<<<<

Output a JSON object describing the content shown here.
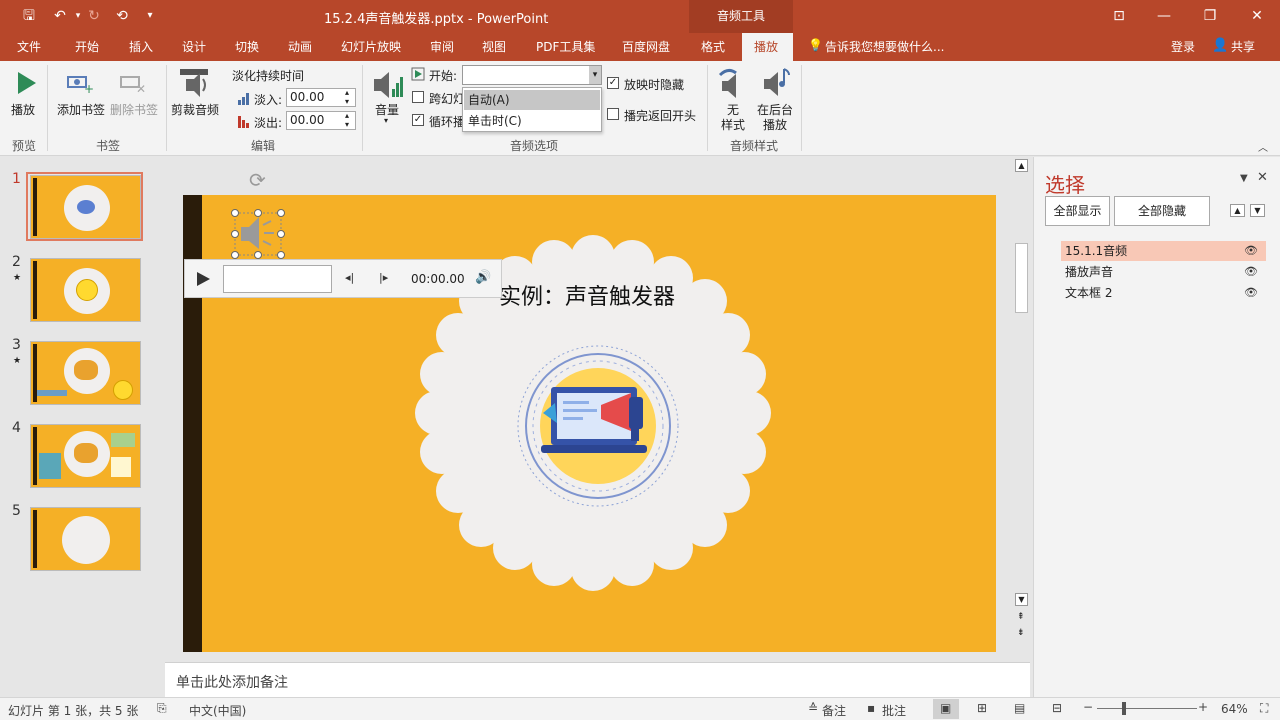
{
  "title_bar": {
    "file_title": "15.2.4声音触发器.pptx - PowerPoint",
    "context_group": "音频工具"
  },
  "tabs": [
    "文件",
    "开始",
    "插入",
    "设计",
    "切换",
    "动画",
    "幻灯片放映",
    "审阅",
    "视图",
    "PDF工具集",
    "百度网盘",
    "格式",
    "播放"
  ],
  "tell_me": "告诉我您想要做什么...",
  "login": "登录",
  "share": "共享",
  "ribbon": {
    "play_label": "播放",
    "add_bookmark": "添加书签",
    "delete_bookmark": "删除书签",
    "trim_audio": "剪裁音频",
    "fade_duration": "淡化持续时间",
    "fade_in_label": "淡入:",
    "fade_in_value": "00.00",
    "fade_out_label": "淡出:",
    "fade_out_value": "00.00",
    "volume": "音量",
    "start_label": "开始:",
    "start_options": [
      "自动(A)",
      "单击时(C)"
    ],
    "cross_slides": "跨幻灯",
    "loop": "循环播",
    "hide_during_show": "放映时隐藏",
    "rewind_after": "播完返回开头",
    "no_style_1": "无",
    "no_style_2": "样式",
    "bg_play_1": "在后台",
    "bg_play_2": "播放",
    "groups": {
      "preview": "预览",
      "bookmarks": "书签",
      "editing": "编辑",
      "audio_options": "音频选项",
      "audio_styles": "音频样式"
    }
  },
  "slides": [
    "1",
    "2",
    "3",
    "4",
    "5"
  ],
  "slide_markers": [
    "★",
    "★"
  ],
  "slide": {
    "title": "实例：声音触发器",
    "player_time": "00:00.00"
  },
  "notes_placeholder": "单击此处添加备注",
  "selection_pane": {
    "title": "选择",
    "show_all": "全部显示",
    "hide_all": "全部隐藏",
    "items": [
      "15.1.1音频",
      "播放声音",
      "文本框 2"
    ]
  },
  "status": {
    "slide_info": "幻灯片 第 1 张，共 5 张",
    "language": "中文(中国)",
    "notes": "备注",
    "comments": "批注",
    "zoom": "64%"
  },
  "colors": {
    "accent": "#b7472a",
    "slide_bg": "#f5b026"
  }
}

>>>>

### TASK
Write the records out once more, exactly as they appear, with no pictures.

### SOLUTION TO THIS PROBLEM
Output a JSON object describing the content shown here.
{
  "title_bar": {
    "file_title": "15.2.4声音触发器.pptx - PowerPoint",
    "context_group": "音频工具"
  },
  "tabs": [
    "文件",
    "开始",
    "插入",
    "设计",
    "切换",
    "动画",
    "幻灯片放映",
    "审阅",
    "视图",
    "PDF工具集",
    "百度网盘",
    "格式",
    "播放"
  ],
  "tell_me": "告诉我您想要做什么...",
  "login": "登录",
  "share": "共享",
  "ribbon": {
    "play_label": "播放",
    "add_bookmark": "添加书签",
    "delete_bookmark": "删除书签",
    "trim_audio": "剪裁音频",
    "fade_duration": "淡化持续时间",
    "fade_in_label": "淡入:",
    "fade_in_value": "00.00",
    "fade_out_label": "淡出:",
    "fade_out_value": "00.00",
    "volume": "音量",
    "start_label": "开始:",
    "start_options": [
      "自动(A)",
      "单击时(C)"
    ],
    "cross_slides": "跨幻灯",
    "loop": "循环播",
    "hide_during_show": "放映时隐藏",
    "rewind_after": "播完返回开头",
    "no_style_1": "无",
    "no_style_2": "样式",
    "bg_play_1": "在后台",
    "bg_play_2": "播放",
    "groups": {
      "preview": "预览",
      "bookmarks": "书签",
      "editing": "编辑",
      "audio_options": "音频选项",
      "audio_styles": "音频样式"
    }
  },
  "slides": [
    "1",
    "2",
    "3",
    "4",
    "5"
  ],
  "slide_markers": [
    "★",
    "★"
  ],
  "slide": {
    "title": "实例：声音触发器",
    "player_time": "00:00.00"
  },
  "notes_placeholder": "单击此处添加备注",
  "selection_pane": {
    "title": "选择",
    "show_all": "全部显示",
    "hide_all": "全部隐藏",
    "items": [
      "15.1.1音频",
      "播放声音",
      "文本框 2"
    ]
  },
  "status": {
    "slide_info": "幻灯片 第 1 张，共 5 张",
    "language": "中文(中国)",
    "notes": "备注",
    "comments": "批注",
    "zoom": "64%"
  },
  "colors": {
    "accent": "#b7472a",
    "slide_bg": "#f5b026"
  }
}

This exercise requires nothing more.